The arguments centre around two related disagreements over what we’re actually talking about when we call something a 'black hole'.
The first is over what happens when something falls into a black hole. Traditionally, black holes are thought to be objects with a gravitational force so strong, light isn’t even going fast enough to escape their clutches. And if light - the fastest thing in the Universe - can’t escape, then neither can anything else.
A black hole is usually defined by its event horizon - the outline of the region in space where gravity is strong enough to hold light down. You wouldn’t even necessarily notice as you passed over the event horizon of a black hole, since it’s just a place in space like any other. You’d only notice when you tried to escape.
But a few years ago, a couple of papers suggested that this very simplified view leads to some problems that can’t be resolved with our current understanding of the laws of physics.
Instead, they said, there must be something special about the event horizon: just after something passed over the event horizon, it would be scrambled and burnt up beyond recognition by something called a firewall. These firewalls seemed to eliminate the theoretical problems, but they were a pretty weird solution – and not everyone was on board.
One of those not on-board was Stephen Hawking, who thought it was ridiculous. Hawking and those who agreed with him maintained that there was nothing special about the edge of a black hole.
But then Hawking went a step further, adding fuel to the second part of the debate.

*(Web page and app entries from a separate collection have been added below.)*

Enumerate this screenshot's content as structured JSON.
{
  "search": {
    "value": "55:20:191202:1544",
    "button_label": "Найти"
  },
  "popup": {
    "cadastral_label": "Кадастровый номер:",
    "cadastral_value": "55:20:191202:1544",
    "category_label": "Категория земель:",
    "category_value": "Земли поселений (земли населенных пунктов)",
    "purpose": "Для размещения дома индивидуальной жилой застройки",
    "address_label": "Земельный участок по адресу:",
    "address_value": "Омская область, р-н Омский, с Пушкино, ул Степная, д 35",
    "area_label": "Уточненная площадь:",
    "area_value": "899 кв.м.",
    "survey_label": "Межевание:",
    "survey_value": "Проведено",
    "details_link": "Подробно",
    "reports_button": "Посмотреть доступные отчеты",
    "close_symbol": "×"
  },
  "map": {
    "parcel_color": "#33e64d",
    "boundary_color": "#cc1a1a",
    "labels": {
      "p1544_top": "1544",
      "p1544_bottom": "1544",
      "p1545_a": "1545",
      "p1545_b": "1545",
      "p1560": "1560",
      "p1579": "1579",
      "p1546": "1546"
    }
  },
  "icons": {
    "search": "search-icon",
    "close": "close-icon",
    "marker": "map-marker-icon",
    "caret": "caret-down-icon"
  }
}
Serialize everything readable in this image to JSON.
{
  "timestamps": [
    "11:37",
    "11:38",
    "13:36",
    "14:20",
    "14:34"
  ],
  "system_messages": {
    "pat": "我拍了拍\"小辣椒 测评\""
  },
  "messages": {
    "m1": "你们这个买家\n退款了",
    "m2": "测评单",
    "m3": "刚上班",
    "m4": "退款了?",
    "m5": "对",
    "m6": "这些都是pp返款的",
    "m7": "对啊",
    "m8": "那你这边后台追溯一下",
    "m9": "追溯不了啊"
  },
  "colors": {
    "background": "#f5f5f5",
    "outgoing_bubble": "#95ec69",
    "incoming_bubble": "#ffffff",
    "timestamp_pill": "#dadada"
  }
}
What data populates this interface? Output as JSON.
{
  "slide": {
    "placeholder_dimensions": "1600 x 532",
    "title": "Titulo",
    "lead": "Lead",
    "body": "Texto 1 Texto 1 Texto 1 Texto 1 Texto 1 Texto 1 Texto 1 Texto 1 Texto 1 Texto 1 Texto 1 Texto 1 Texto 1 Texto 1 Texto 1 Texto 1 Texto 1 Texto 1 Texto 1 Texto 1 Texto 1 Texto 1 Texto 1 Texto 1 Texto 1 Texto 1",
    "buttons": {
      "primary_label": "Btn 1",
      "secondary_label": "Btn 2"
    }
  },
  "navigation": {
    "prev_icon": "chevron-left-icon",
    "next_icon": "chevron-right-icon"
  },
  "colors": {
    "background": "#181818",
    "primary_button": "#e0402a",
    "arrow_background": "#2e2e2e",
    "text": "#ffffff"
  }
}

In his quest to disprove the firewall, he ended up with a black hole without an event horizon.
This turned the definition of a black hole upside-down: without the event horizon - the place beyond which nothing can ever escape the black hole - what even defines a black hole? Physicists weren't exactly scrambling to the table with answers.
At the same time, there were some alternatives to black holes being developed that might still have extreme gravity but wouldn’t have a point of no return. These strange objects have been dubbed 'black hole mimickers'.

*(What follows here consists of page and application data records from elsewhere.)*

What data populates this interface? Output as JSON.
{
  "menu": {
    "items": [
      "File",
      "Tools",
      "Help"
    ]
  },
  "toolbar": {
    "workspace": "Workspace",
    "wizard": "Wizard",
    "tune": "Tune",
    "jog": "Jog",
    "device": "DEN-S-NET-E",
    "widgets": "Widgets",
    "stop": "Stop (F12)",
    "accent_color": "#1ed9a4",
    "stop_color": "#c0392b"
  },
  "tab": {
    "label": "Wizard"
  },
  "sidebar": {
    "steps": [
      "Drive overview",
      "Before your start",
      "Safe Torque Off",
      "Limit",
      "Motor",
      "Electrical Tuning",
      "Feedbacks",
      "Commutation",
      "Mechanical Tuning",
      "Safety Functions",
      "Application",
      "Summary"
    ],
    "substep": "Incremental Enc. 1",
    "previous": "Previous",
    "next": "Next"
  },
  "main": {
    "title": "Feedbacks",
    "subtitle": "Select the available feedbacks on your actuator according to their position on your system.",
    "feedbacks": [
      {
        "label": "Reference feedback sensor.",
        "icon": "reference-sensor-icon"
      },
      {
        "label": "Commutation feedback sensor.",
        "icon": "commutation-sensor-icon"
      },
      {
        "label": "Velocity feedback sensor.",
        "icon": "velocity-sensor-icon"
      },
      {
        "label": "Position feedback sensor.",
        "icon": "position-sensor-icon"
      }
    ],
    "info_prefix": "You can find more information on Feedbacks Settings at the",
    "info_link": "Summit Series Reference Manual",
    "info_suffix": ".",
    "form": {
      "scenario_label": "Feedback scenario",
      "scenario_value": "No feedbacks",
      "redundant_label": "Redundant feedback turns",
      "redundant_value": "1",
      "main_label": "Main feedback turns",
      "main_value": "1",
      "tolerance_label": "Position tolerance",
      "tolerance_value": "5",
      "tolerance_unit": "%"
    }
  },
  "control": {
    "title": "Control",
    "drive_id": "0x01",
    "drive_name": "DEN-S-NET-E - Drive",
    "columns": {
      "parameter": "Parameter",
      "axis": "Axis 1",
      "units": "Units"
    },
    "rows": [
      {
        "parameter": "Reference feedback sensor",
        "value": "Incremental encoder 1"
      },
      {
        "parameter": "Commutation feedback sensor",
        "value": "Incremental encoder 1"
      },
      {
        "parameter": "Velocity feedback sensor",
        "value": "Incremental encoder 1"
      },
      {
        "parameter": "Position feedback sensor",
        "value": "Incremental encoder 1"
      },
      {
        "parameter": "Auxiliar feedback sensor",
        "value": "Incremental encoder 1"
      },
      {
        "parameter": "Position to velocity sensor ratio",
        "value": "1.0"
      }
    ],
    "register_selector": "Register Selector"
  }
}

And then there were those who kept black holes with event horizons but still refused to believe the firewall.
All of the different parties converged on the gravitational waves observed by the Laser Interferometer Gravitational-Wave Observatory (LIGO). At first glance, the gravitational waves seemed like a clear victory for the black-holes-with-event-horizons camp. The pattern of the waves seemed to exactly match their predictions of what it should look like when two black holes with event horizons collide to form another black hole with an event horizon.

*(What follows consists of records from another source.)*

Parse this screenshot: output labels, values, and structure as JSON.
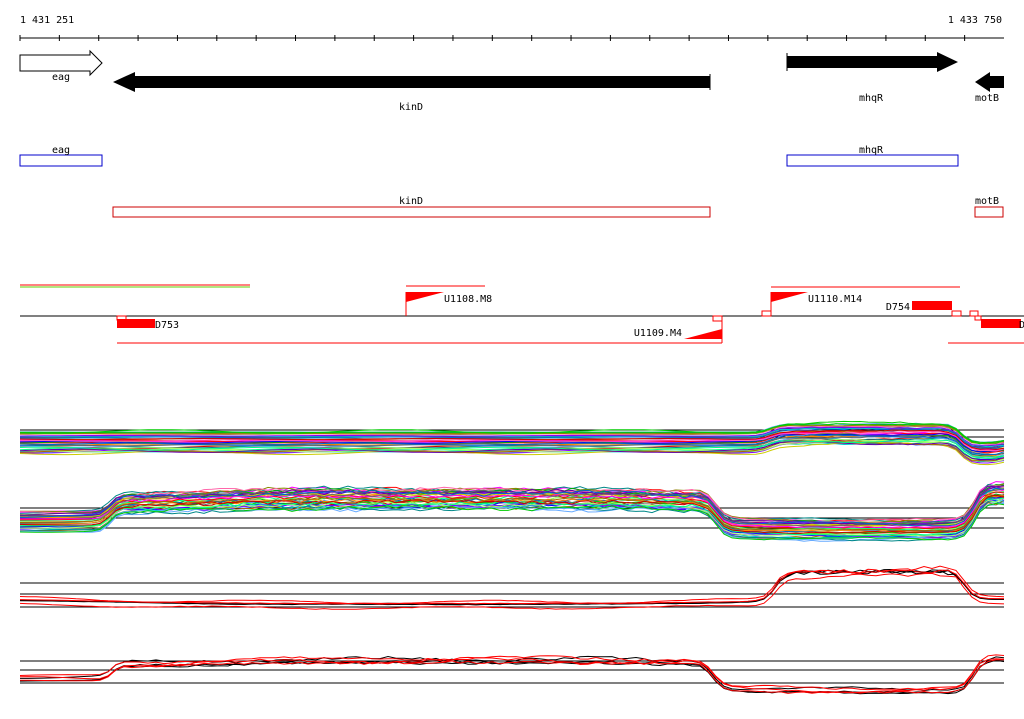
{
  "ruler": {
    "start_label": "1 431 251",
    "end_label": "1 433 750"
  },
  "genes": [
    {
      "name": "eag",
      "strand": "+",
      "style": "outline"
    },
    {
      "name": "kinD",
      "strand": "-",
      "style": "filled"
    },
    {
      "name": "mhqR",
      "strand": "+",
      "style": "filled"
    },
    {
      "name": "motB",
      "strand": "-",
      "style": "filled"
    }
  ],
  "annotations": [
    {
      "name": "eag",
      "color": "#0000cc"
    },
    {
      "name": "mhqR",
      "color": "#0000cc"
    },
    {
      "name": "kinD",
      "color": "#cc0000"
    },
    {
      "name": "motB",
      "color": "#cc0000"
    }
  ],
  "features": {
    "upstream": [
      "U1108.M8",
      "U1110.M14",
      "U1109.M4"
    ],
    "downstream": [
      "D753",
      "D754",
      "D"
    ]
  },
  "colors": {
    "arrow": "#000000",
    "feature": "#ff0000",
    "forward_box": "#0000cc",
    "reverse_box": "#cc0000"
  }
}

They were particularly excited about the 'ringdown' - when the final black hole sheds some energy and settles down after all the excitement of the collision. The ringdown, they said, precisely matched what they expected and didn’t match other contradictory predictions.
But the authors of a new paper say we can’t be quite so sure. They showed that the gravitational waves LIGO detected could have been made by any of those black hole mimickers - the objects that have gravity like a black hole without having an event horizon. So it seems like we’re back to square one.
But there is hope for distinguishing between the different hypotheses. They still disagree when it comes to the ringdown, but the disagreements are going to take better measurements to resolve. With better measurements of gravitational waves and of the ringdown, we should be able to answer these fundamental questions about the nature of black holes.
So don’t worry. LIGO is on the case.
The paper has been published in Physical Review Letters.